Sustaining sustainability: Buildings on autopilot
While implementing innovative projects may result in immediate efficiency improvements, it is important to ensure that the benefits are maintained over a longer period, up to the life of the equipment. This can only be achieved by smart building systems with automation leading the way.
Smart building systems (or building management systems) integrate energy and water consumption across campuses down to a granular level, so that we can review and optimize several parameters important for building operations remotely. Smart buildings are equipped with in-built artificial intelligence and energy-saving algorithms to continuously optimize operations in real time and build diagnostics.
Further, smart building systems leverage the advantage of variability in building operations, such as weather, occupancy and equipment condition. Buildings are data- and automation-driven, similar to being on an autopilot mode, minimizing physical presence of operations personnel. Key operational parameters include balance between comfort and indoor air quality for occupants, design versus actual efficiency of major equipment, and equipment health, among others.
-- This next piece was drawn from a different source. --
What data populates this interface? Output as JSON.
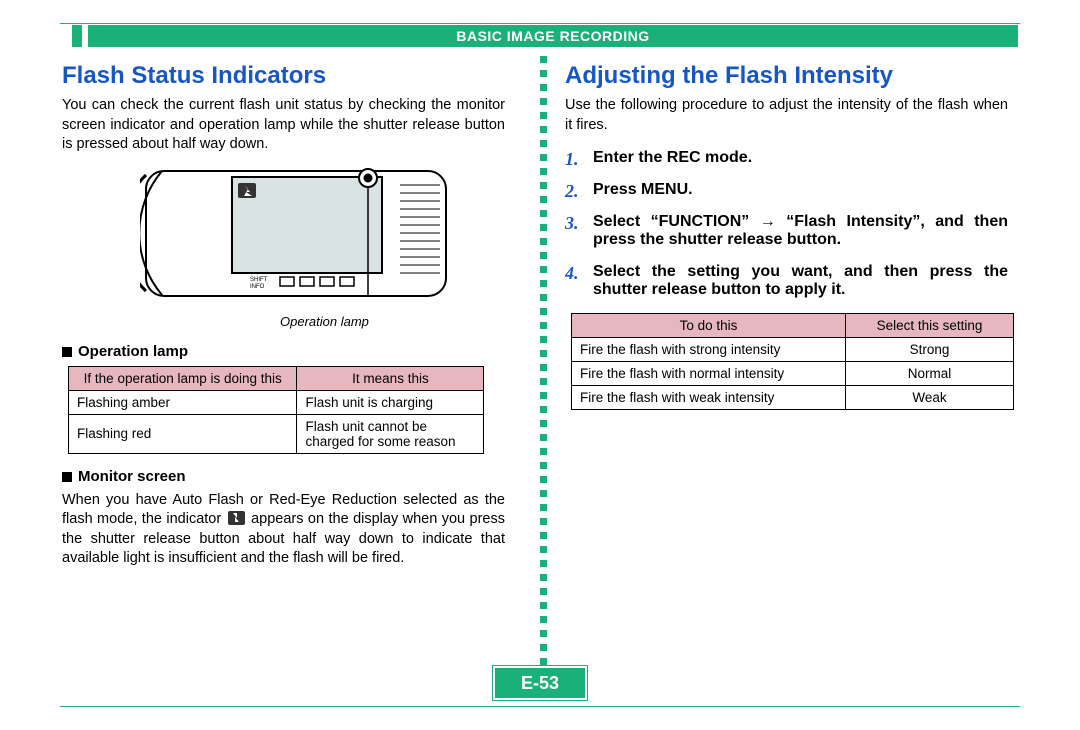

Today, we have over 30 million sq ft of space connected to our central command center for managing our building operations efficiently. Operations personnel can review current as well historical building information, at any time, to study patterns and identify opportunities for savings, benchmark and compare different buildings, and gain insights for new building designs.